Loss of BRB integrity is a critical feature of early diabetic retinopathy [36]. In this study, intravitreal administration of HOG-LDL elicited extensive BRB breakdown in diabetic, but not in non-diabetic mice. Retinal leakage of fluorescein markers appeared scattered and patchy, as is seen in clinical diabetic retinopathy. There was also evidence of injury to the RPE layer, suggesting that both inner and outer BRBs were compromised. These effects were seen even though the LDL-related stress ‘approached’ the retinal vessels from the outside, not from the plasma. They were accompanied by progressively elevated VEGF in the retina over the two week timeframe studied, which likely contributed to the higher vascular permeability. Considering the short duration of this study, the present model simulates only the pre-proliferative changes of diabetic retinopathy. It would be of interest to see whether this increase in VEGF is sustained in the longer term, after repetitive or continuing exposure to HOG-LDL, and if this might induce neovascularisation (as is seen in proliferative diabetic retinopathy of humans) in the rodent model. Taking into account these in vivo data and our earlier observations in human retinal vascular cells [1724], there is now strong evidence that lipoprotein leakage and modification may cause further loss of BRB integrity, and thus constitute an important positive feedback loop propagating retinal injury.

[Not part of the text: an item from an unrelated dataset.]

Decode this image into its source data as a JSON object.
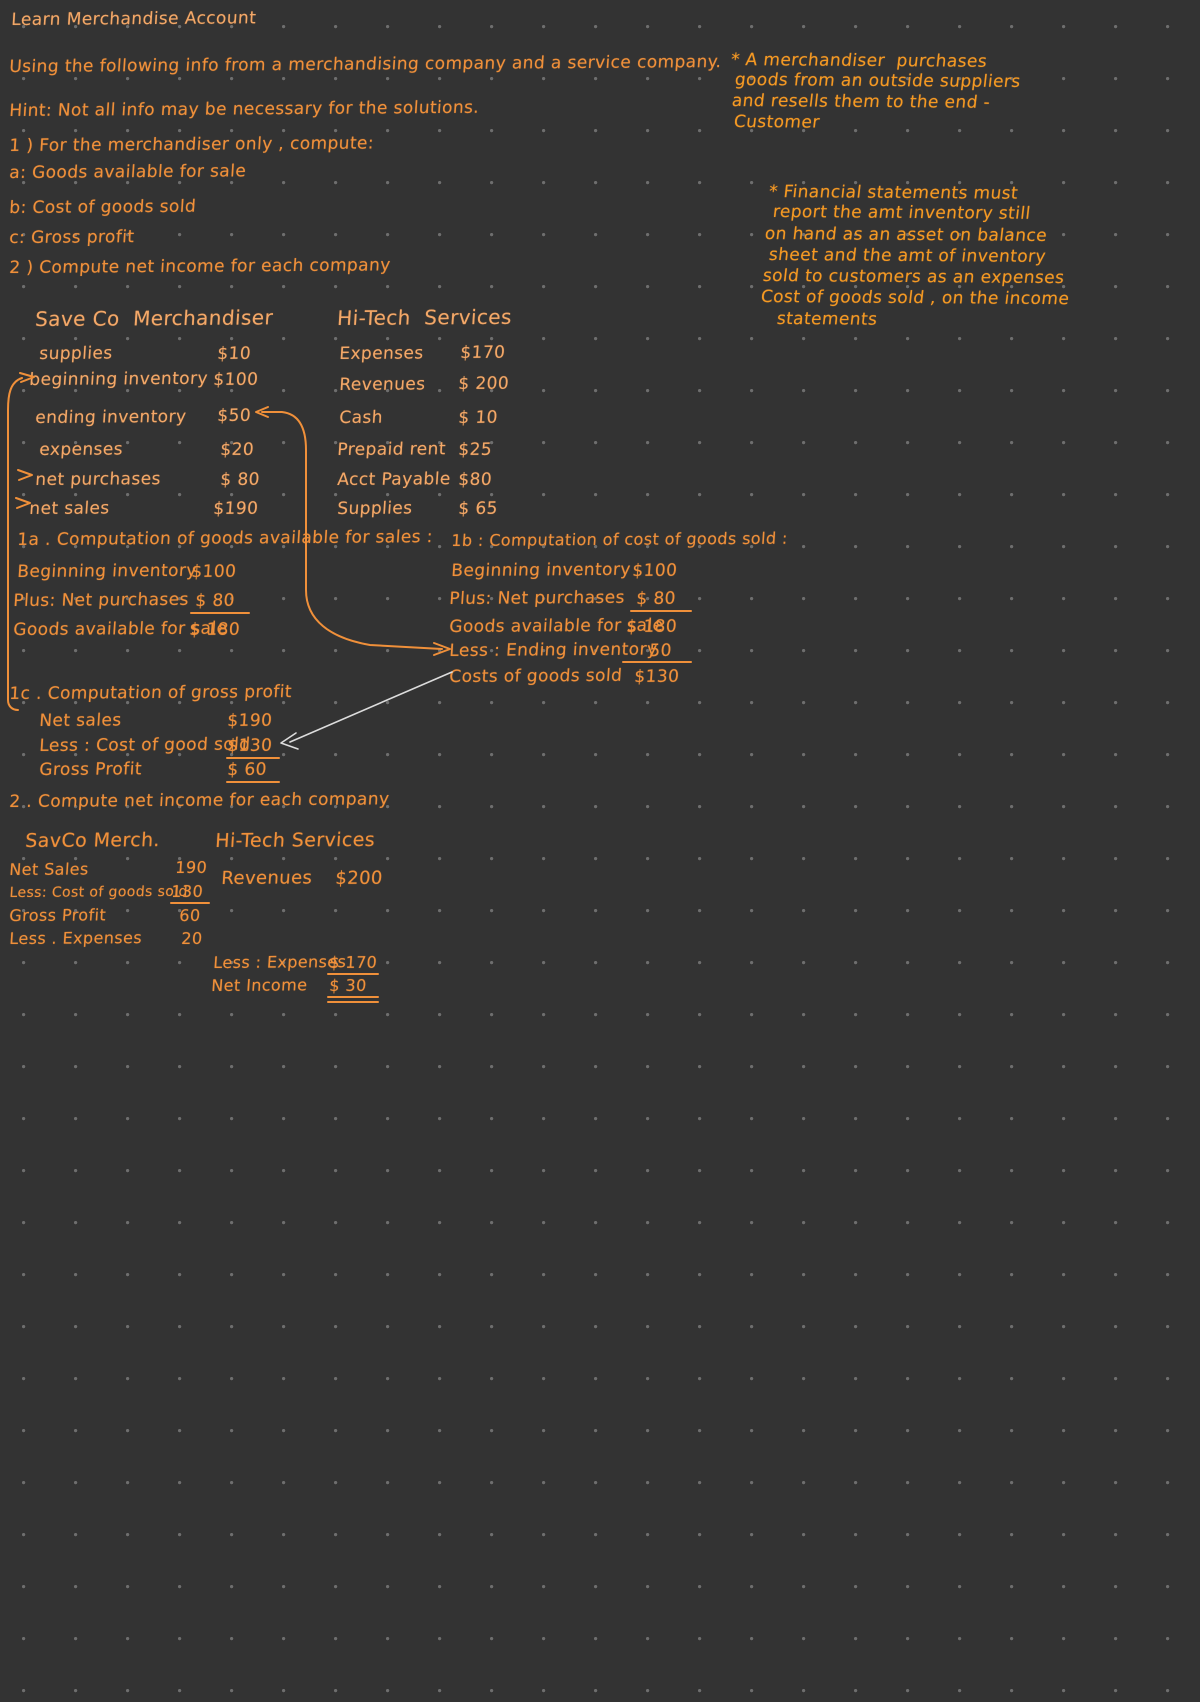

We also studied some additional biochemical markers in mouse retina that reflect known features of diabetic retinopathy, including glial activation, ER stress and pro-apoptosis [46]. HOG-LDL enhanced these processes in diabetic vs non-diabetic mice. Interestingly, retinal ER stress and BAX increased progressively during the two weeks of observation. Thus, the data are in agreement with our earlier findings in cultured human retinal cells exposed to HOG-LDL [17, 20, 2224], and with studies in the retinas of diabetic patients [16, 23, 24].

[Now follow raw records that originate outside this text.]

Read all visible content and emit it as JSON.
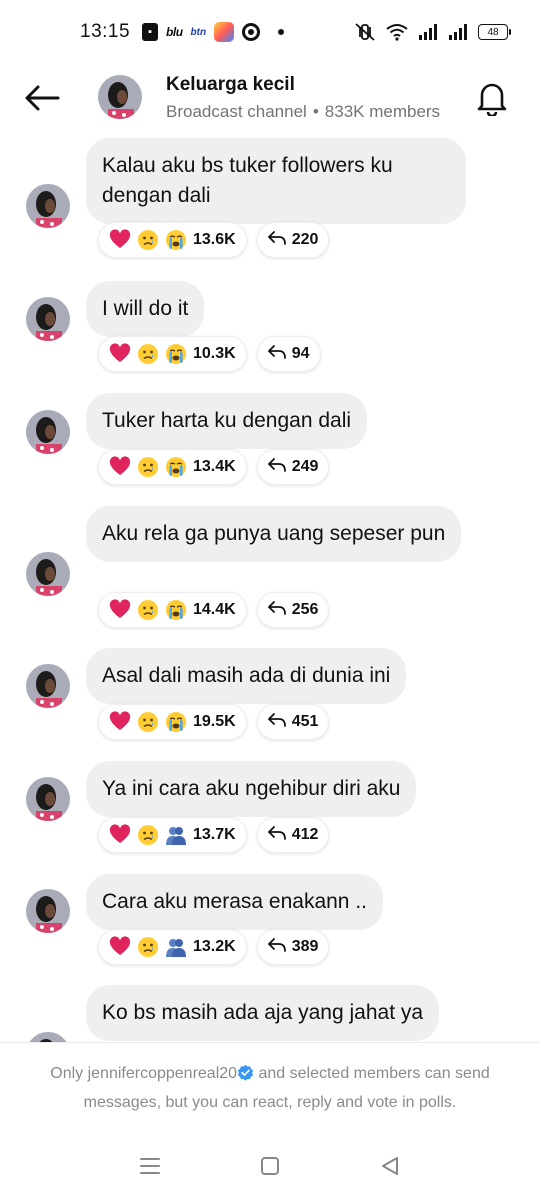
{
  "status_bar": {
    "time": "13:15",
    "apps": [
      "shopping-bag-icon",
      "blu",
      "btn",
      "colorful-app-icon",
      "target-icon"
    ],
    "app_labels": {
      "blu": "blu",
      "btn": "btn"
    },
    "battery": "48"
  },
  "header": {
    "channel_name": "Keluarga kecil",
    "channel_type": "Broadcast channel",
    "members": "833K members"
  },
  "messages": [
    {
      "text": "Kalau aku bs tuker followers ku dengan dali",
      "emojis": [
        "heart",
        "sad",
        "crying"
      ],
      "reaction_count": "13.6K",
      "reply_count": "220"
    },
    {
      "text": "I will do it",
      "emojis": [
        "heart",
        "sad",
        "crying"
      ],
      "reaction_count": "10.3K",
      "reply_count": "94"
    },
    {
      "text": "Tuker harta ku dengan dali",
      "emojis": [
        "heart",
        "sad",
        "crying"
      ],
      "reaction_count": "13.4K",
      "reply_count": "249"
    },
    {
      "text": "Aku rela ga punya uang sepeser pun",
      "emojis": [
        "heart",
        "sad",
        "crying"
      ],
      "reaction_count": "14.4K",
      "reply_count": "256"
    },
    {
      "text": "Asal dali masih ada di dunia ini",
      "emojis": [
        "heart",
        "sad",
        "crying"
      ],
      "reaction_count": "19.5K",
      "reply_count": "451"
    },
    {
      "text": "Ya ini cara aku ngehibur diri aku",
      "emojis": [
        "heart",
        "sad",
        "people-hugging"
      ],
      "reaction_count": "13.7K",
      "reply_count": "412"
    },
    {
      "text": "Cara aku merasa enakann ..",
      "emojis": [
        "heart",
        "sad",
        "people-hugging"
      ],
      "reaction_count": "13.2K",
      "reply_count": "389"
    },
    {
      "text": "Ko bs masih ada aja yang jahat ya",
      "emojis": [],
      "reaction_count": "",
      "reply_count": ""
    }
  ],
  "footer": {
    "prefix": "Only ",
    "username": "jennifercoppenreal20",
    "suffix": " and selected members can send messages, but you can react, reply and vote in polls."
  },
  "colors": {
    "bubble": "#efefef",
    "muted_text": "#737373",
    "verified": "#3897f0",
    "heart": "#e0245e"
  }
}
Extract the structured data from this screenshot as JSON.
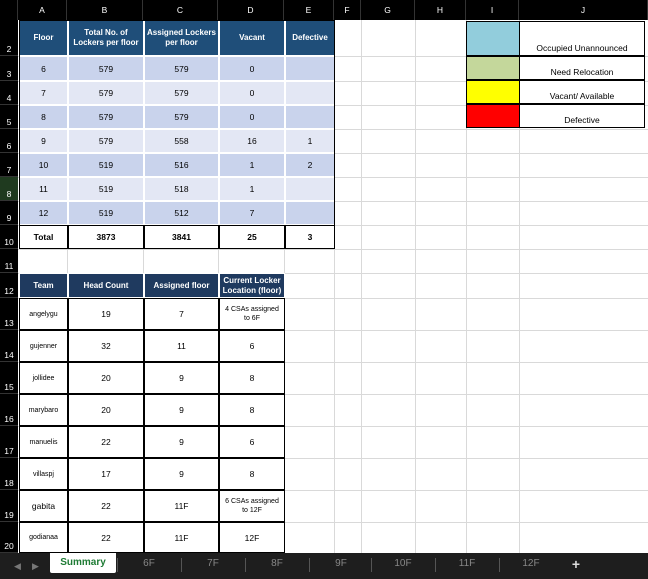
{
  "column_headers": [
    "A",
    "B",
    "C",
    "D",
    "E",
    "F",
    "G",
    "H",
    "I",
    "J"
  ],
  "row_headers": [
    "2",
    "3",
    "4",
    "5",
    "6",
    "7",
    "8",
    "9",
    "10",
    "11",
    "12",
    "13",
    "14",
    "15",
    "16",
    "17",
    "18",
    "19",
    "20"
  ],
  "table1": {
    "headers": [
      "Floor",
      "Total No. of Lockers per floor",
      "Assigned Lockers per floor",
      "Vacant",
      "Defective"
    ],
    "rows": [
      [
        "6",
        "579",
        "579",
        "0",
        ""
      ],
      [
        "7",
        "579",
        "579",
        "0",
        ""
      ],
      [
        "8",
        "579",
        "579",
        "0",
        ""
      ],
      [
        "9",
        "579",
        "558",
        "16",
        "1"
      ],
      [
        "10",
        "519",
        "516",
        "1",
        "2"
      ],
      [
        "11",
        "519",
        "518",
        "1",
        ""
      ],
      [
        "12",
        "519",
        "512",
        "7",
        ""
      ]
    ],
    "total": [
      "Total",
      "3873",
      "3841",
      "25",
      "3"
    ]
  },
  "table2": {
    "headers": [
      "Team",
      "Head Count",
      "Assigned floor",
      "Current Locker Location (floor)"
    ],
    "rows": [
      [
        "angelygu",
        "19",
        "7",
        "4 CSAs assigned to 6F"
      ],
      [
        "gujenner",
        "32",
        "11",
        "6"
      ],
      [
        "jollidee",
        "20",
        "9",
        "8"
      ],
      [
        "marybaro",
        "20",
        "9",
        "8"
      ],
      [
        "manuelis",
        "22",
        "9",
        "6"
      ],
      [
        "villaspj",
        "17",
        "9",
        "8"
      ],
      [
        "gabita",
        "22",
        "11F",
        "6 CSAs assigned to 12F"
      ],
      [
        "godianaa",
        "22",
        "11F",
        "12F"
      ]
    ]
  },
  "legend": [
    {
      "color": "#92cddc",
      "label": "Occupied Unannounced"
    },
    {
      "color": "#c4d79b",
      "label": "Need Relocation"
    },
    {
      "color": "#ffff00",
      "label": "Vacant/ Available"
    },
    {
      "color": "#ff0000",
      "label": "Defective"
    }
  ],
  "tabs": {
    "items": [
      "Summary",
      "6F",
      "7F",
      "8F",
      "9F",
      "10F",
      "11F",
      "12F"
    ],
    "active": "Summary",
    "add_label": "+",
    "nav_prev": "◀",
    "nav_next": "▶"
  }
}
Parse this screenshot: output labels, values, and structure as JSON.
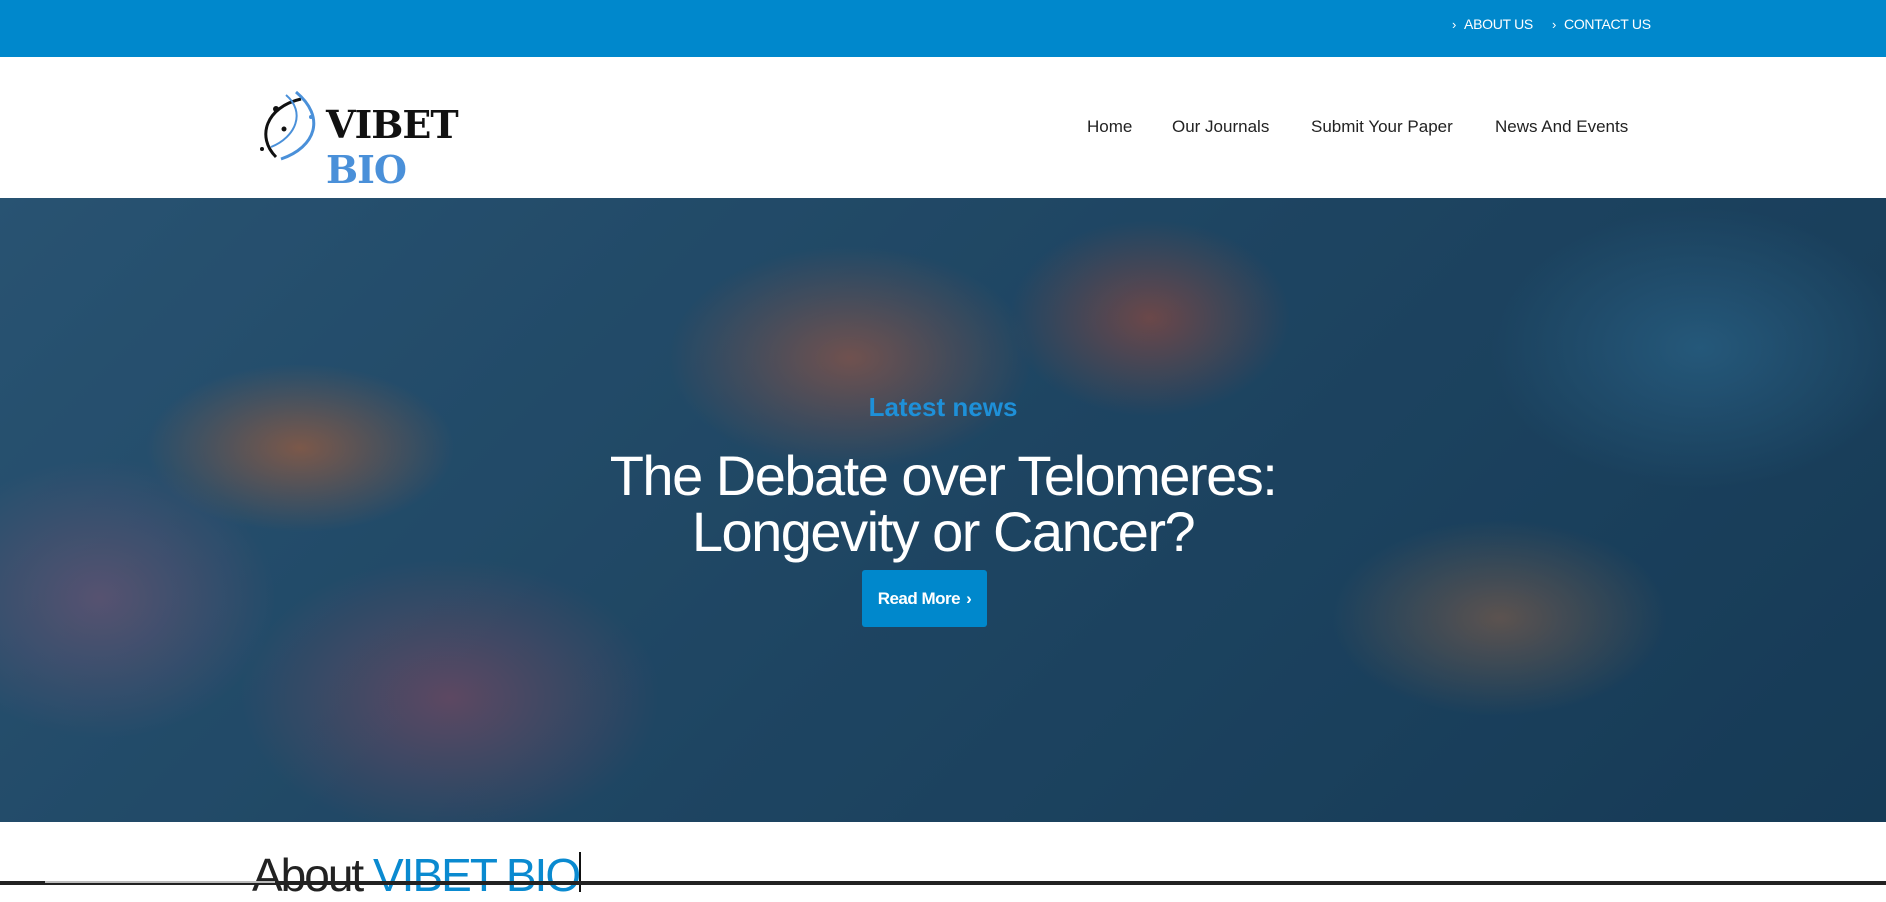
{
  "topbar": {
    "links": [
      {
        "label": "ABOUT US",
        "icon": "chevron-right-icon"
      },
      {
        "label": "CONTACT US",
        "icon": "chevron-right-icon"
      }
    ]
  },
  "header": {
    "logo": {
      "word1": "VIBET",
      "word2": "BIO"
    },
    "nav": [
      "Home",
      "Our Journals",
      "Submit Your Paper",
      "News And Events"
    ]
  },
  "hero": {
    "kicker": "Latest news",
    "title_line1": "The Debate over Telomeres:",
    "title_line2": "Longevity or Cancer?",
    "button_label": "Read More",
    "colors": {
      "accent": "#0088cc"
    }
  },
  "about": {
    "prefix": "About",
    "highlight": "VIBET BIO"
  }
}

Potential limitations include: (1) intravitreal injection may not accurately mimic the continuous LDL extravasation around retinal vessels; (2) only a single LDL dose was studied, and future studies should define an optimal, pathophysiologically relevant dose range; (3) the variables, including duration of diabetes before LDL challenge and that after injection, require optimisation; and (4) the mechanisms underlying the potentiating effects of HOG-LDL when combined with diabetes require investigation.

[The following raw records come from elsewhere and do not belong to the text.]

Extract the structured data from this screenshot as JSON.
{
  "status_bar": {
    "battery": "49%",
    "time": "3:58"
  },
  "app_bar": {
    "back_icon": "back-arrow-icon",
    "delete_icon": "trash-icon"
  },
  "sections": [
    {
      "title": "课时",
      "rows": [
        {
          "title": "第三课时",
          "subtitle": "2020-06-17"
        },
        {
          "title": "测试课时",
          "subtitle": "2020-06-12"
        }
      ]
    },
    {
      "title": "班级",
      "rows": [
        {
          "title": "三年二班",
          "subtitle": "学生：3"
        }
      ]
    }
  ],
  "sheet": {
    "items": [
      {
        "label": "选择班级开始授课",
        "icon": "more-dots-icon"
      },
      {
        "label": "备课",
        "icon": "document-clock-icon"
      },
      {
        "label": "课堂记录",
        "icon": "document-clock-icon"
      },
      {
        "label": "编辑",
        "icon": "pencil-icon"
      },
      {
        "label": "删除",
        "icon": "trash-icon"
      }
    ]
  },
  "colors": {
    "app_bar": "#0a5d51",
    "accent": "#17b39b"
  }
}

In conclusion, our study shows that modified LDL, if present in the retina at early stages of diabetes, significantly accelerates the progression of retinal injury and recapitulates many features of human diabetic retinopathy. It supports the hypothesis that, in addition to hyperglycaemia, and despite rather weak associations between plasma lipoproteins and human diabetic retinopathy, LDL (and presumably other lipoproteins) plays an important but ‘hidden’ role in diabetic retinopathy. Improved means to detect early vascular leakage and ‘glycoxidative/lipoxidative’ damage at the tissue and molecular levels may have value in diabetic retinopathy management. The work also provides feasibility to investigate the relative contribution of modified lipids and hyperglycaemia to diabetic retinopathy using an animal model that employs a simple intravitreal injection approach.